The story of the Claddagh begins in the early 16th century in the village of Claddagh on the west coast of Ireland with a man named Richard Joyce. Soon to be wed, Joyce and his fishing boat capsized off the coast of Ireland, he was rescued by Spanish pirates and promptly sold into slavery. Forced to leave behind Ireland his homeland and the woman he loved, Richard was taken to a faraway country and sold to a goldsmith who taught him the craft of goldsmithing.
Meanwhile his beloved, broken hearted and not knowing what happened Richard or if she would ever see him again, patiently waited for his return. Years passed. The details of Richard’s escape from slavery some eight years later are unclear but upon his return to the village of Claddagh he found his beloved still waiting for him and overjoyed with his return.
Richard immediately set to crafting a unique ring fashioned of three symbols: The Hands signifying Friendship, Crown – Loyalty, and Heart - Love. To this day the Claddagh continues to be one of Ireland’s most beloved symbols of enduring love among Irish people.
Meaning of the Celtic Knot
All Celtic knots, whether square, triangle or round, symbolize“no beginning, no end... infinity,” the intertwining of this world and the “other” or spiritual world, the continuity of life paths, the mingling of relationships, and the binding together of all.
The history of the Celts is an oral one and the exact meaning of their artwork, including all Celtic knots, is unsure. However scholars believe the round Lugh knot comes from Celtic mythology with Lugh being the Celtic god of Harvest; to this day a festival called Lughnasa is celebrated, in Ireland and in the Celtic Isles, halfway between the Summer solstice and Autumn equinox.

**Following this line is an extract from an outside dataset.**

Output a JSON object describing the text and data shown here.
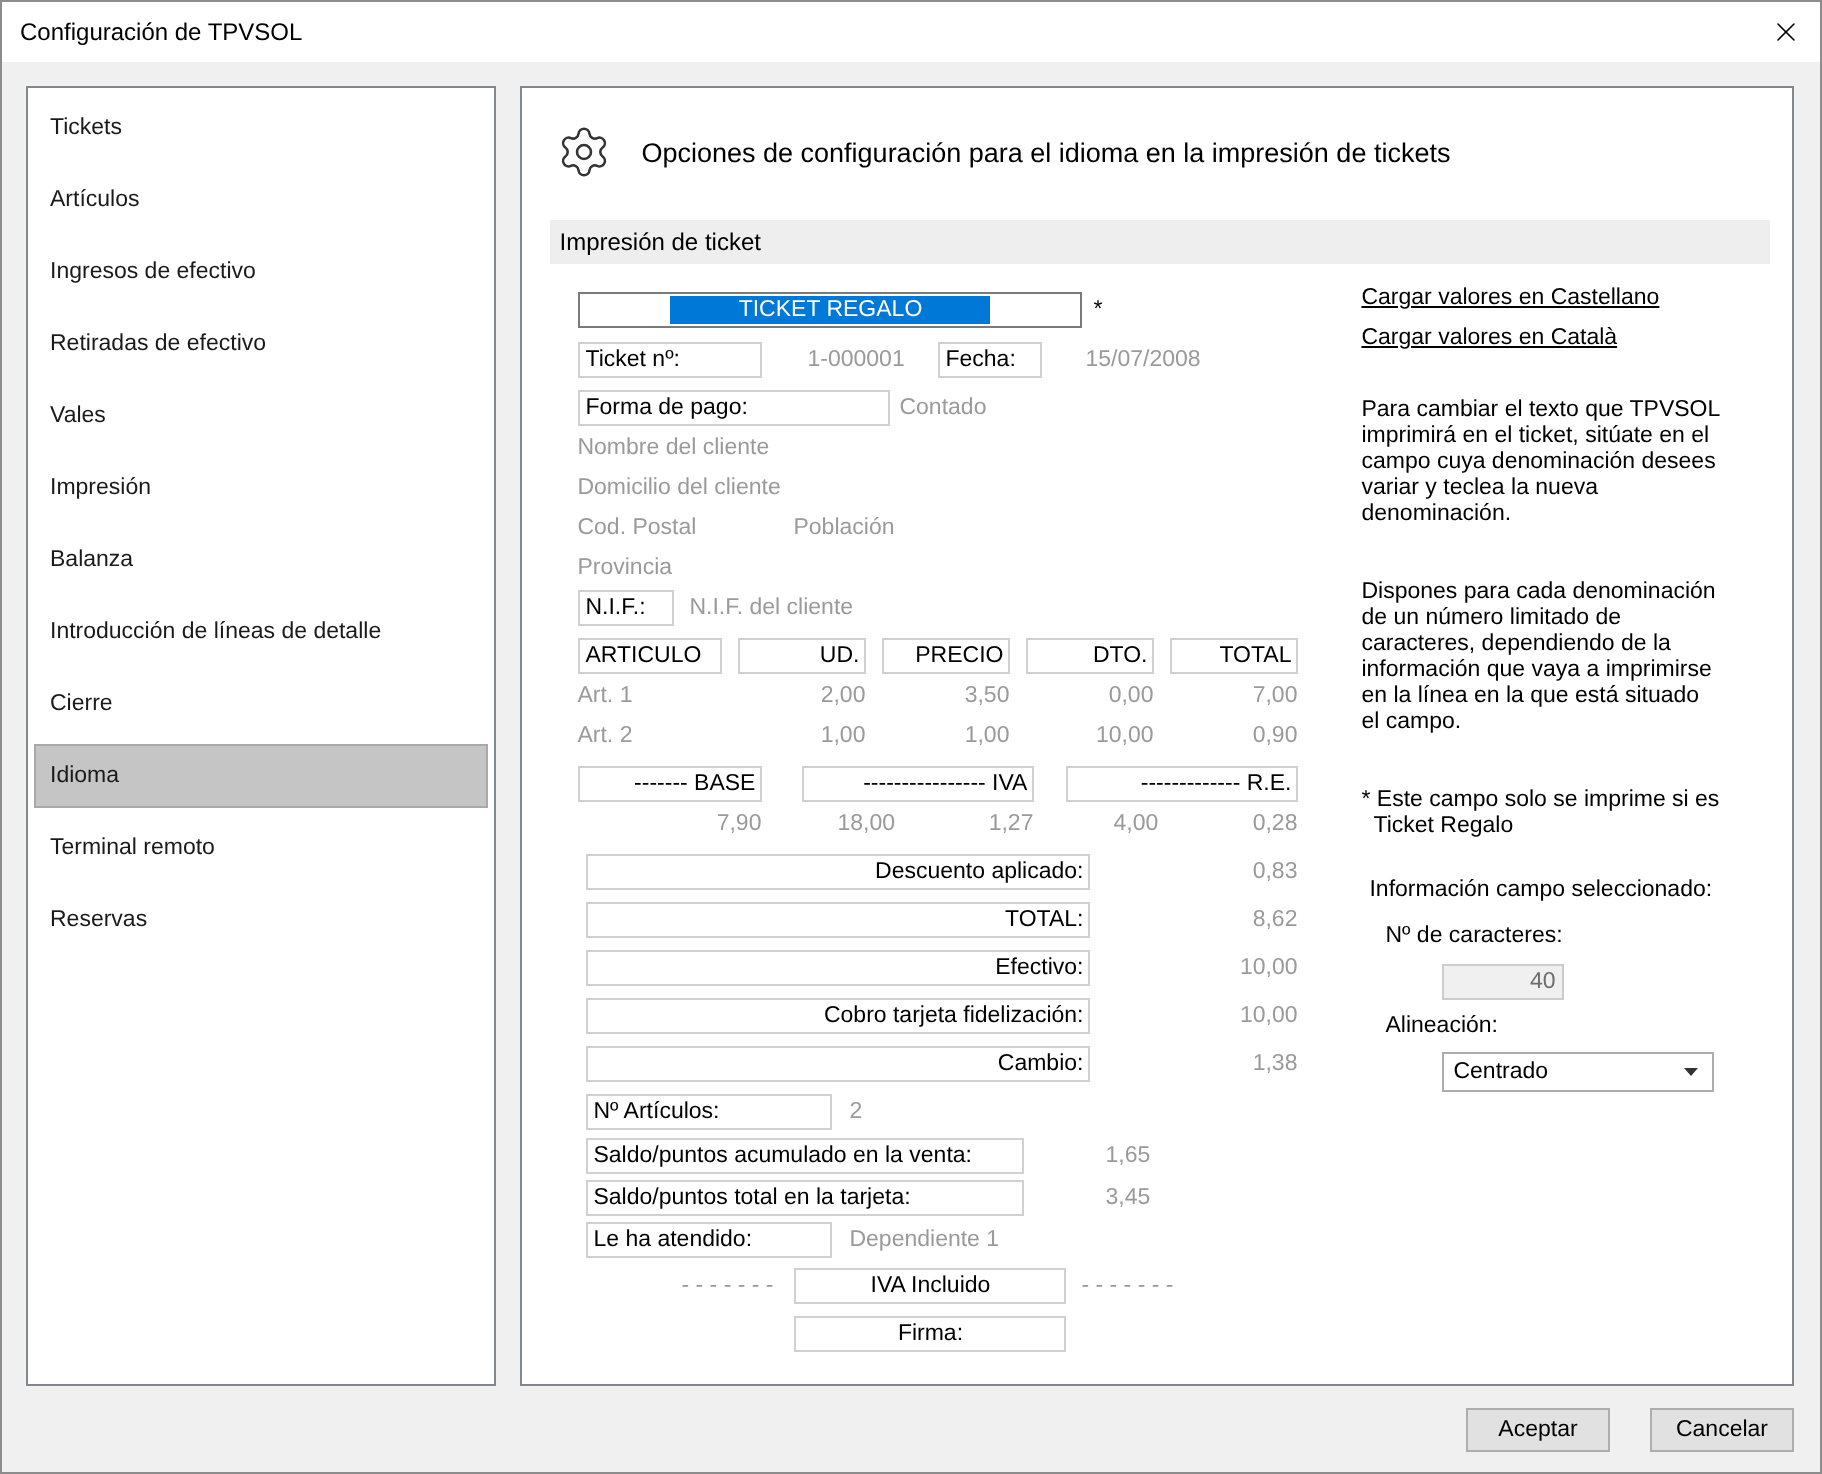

The triangular three-point knot called Triquetra, Triknot or Trinity has meaning for Christians and pagans alike. Early Christians adopted it as a symbol of the three-in-one God or Trinity - Father, Son, and Holy Spirit. The Triquetra is often found in insular art such as illuminated manuscripts such as the Book of Kells. It is also found in similar artwork on Celtic crosses from the early Christian period. Pagans took it as a symbol of division of the world into the realms of Earth, Sea and Sky, and as a symbol of the triple goddesses, for example, Epona and The Morrígan.